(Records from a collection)

::::::::::

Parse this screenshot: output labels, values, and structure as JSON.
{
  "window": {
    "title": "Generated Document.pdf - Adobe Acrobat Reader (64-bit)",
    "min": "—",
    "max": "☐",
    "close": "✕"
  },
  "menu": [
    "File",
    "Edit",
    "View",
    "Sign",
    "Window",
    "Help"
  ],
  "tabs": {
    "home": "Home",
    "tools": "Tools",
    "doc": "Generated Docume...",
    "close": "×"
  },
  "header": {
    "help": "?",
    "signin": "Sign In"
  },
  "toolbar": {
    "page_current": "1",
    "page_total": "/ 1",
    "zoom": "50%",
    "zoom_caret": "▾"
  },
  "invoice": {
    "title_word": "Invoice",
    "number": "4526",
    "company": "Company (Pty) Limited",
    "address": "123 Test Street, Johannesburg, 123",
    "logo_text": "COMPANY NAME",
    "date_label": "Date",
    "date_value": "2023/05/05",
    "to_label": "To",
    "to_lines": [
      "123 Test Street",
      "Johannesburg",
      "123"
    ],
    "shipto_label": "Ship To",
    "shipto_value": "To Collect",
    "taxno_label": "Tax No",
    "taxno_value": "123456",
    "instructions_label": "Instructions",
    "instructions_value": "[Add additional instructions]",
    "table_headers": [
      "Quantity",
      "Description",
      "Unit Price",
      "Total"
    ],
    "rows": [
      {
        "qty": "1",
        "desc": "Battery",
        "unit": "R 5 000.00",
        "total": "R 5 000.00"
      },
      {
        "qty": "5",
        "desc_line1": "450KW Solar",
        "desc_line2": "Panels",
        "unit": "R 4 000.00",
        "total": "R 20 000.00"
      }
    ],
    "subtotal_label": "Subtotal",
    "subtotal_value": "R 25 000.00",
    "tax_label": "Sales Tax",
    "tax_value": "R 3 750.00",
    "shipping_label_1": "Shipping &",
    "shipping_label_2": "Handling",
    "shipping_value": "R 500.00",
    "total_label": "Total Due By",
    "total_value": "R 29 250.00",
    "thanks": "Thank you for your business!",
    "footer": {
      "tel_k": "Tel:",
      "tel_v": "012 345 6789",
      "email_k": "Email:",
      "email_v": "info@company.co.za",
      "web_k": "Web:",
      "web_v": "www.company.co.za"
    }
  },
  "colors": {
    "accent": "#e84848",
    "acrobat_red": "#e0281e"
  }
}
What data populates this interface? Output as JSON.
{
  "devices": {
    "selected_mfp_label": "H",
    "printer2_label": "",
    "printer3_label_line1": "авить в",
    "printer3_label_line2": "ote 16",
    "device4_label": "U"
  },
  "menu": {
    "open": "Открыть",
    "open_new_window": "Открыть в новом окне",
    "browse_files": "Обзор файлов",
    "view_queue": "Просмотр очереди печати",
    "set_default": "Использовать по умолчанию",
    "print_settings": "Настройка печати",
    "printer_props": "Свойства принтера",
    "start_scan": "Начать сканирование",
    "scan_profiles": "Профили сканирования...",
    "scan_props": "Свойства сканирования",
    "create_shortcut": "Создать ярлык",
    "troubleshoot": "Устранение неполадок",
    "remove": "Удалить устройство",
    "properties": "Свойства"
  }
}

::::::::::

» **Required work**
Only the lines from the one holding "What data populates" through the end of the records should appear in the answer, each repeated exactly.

» **Exercise result**
What data populates this interface? Output as JSON.
{
  "devices": {
    "selected_mfp_label": "H",
    "printer2_label": "",
    "printer3_label_line1": "авить в",
    "printer3_label_line2": "ote 16",
    "device4_label": "U"
  },
  "menu": {
    "open": "Открыть",
    "open_new_window": "Открыть в новом окне",
    "browse_files": "Обзор файлов",
    "view_queue": "Просмотр очереди печати",
    "set_default": "Использовать по умолчанию",
    "print_settings": "Настройка печати",
    "printer_props": "Свойства принтера",
    "start_scan": "Начать сканирование",
    "scan_profiles": "Профили сканирования...",
    "scan_props": "Свойства сканирования",
    "create_shortcut": "Создать ярлык",
    "troubleshoot": "Устранение неполадок",
    "remove": "Удалить устройство",
    "properties": "Свойства"
  }
}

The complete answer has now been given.